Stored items
---*---

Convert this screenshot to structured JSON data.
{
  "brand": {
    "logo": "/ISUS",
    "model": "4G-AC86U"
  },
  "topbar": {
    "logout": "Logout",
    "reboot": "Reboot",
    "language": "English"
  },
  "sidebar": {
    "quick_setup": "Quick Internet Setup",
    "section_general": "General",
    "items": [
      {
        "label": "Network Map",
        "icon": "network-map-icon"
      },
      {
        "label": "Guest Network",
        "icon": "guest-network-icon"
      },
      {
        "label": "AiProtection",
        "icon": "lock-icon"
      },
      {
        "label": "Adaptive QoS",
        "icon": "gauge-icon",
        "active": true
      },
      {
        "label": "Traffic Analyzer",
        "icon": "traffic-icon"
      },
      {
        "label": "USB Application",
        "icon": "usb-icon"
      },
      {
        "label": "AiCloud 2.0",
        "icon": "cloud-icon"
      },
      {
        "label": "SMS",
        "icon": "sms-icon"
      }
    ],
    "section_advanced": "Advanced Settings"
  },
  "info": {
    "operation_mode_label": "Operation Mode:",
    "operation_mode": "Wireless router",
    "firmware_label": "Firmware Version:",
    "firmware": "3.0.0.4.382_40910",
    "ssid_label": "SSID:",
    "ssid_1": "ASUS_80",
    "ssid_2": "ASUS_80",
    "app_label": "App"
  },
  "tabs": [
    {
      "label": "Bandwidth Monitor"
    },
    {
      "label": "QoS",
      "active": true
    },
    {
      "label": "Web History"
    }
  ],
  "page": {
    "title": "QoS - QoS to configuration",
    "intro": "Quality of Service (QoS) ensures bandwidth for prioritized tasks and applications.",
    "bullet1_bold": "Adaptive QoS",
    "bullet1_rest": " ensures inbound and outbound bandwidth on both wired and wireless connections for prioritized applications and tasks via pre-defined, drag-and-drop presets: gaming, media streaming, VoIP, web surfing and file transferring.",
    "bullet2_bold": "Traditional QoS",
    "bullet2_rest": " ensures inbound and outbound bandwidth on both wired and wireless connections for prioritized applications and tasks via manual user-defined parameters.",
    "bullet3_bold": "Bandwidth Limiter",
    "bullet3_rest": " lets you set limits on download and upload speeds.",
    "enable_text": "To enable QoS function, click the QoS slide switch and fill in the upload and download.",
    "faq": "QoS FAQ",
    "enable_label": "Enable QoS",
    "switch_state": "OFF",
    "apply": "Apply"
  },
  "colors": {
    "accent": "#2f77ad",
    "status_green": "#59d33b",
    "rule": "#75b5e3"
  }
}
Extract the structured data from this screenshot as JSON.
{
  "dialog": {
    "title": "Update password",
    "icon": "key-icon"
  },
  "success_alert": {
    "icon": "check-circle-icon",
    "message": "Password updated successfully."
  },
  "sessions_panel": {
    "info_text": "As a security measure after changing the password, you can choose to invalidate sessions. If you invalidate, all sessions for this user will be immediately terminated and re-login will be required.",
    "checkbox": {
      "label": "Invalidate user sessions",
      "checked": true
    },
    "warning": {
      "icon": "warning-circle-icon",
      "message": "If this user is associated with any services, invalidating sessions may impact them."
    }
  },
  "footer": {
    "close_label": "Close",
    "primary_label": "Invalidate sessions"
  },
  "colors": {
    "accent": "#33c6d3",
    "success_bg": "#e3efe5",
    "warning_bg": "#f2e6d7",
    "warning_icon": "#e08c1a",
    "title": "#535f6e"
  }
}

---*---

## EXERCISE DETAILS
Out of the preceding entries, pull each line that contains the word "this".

## EXERCISE ANSWER
Convert this screenshot to structured JSON data.
Extract the structured data from this screenshot as JSON.
    "info_text": "As a security measure after changing the password, you can choose to invalidate sessions. If you invalidate, all sessions for this user will be immediately terminated and re-login will be required.",
      "message": "If this user is associated with any services, invalidating sessions may impact them."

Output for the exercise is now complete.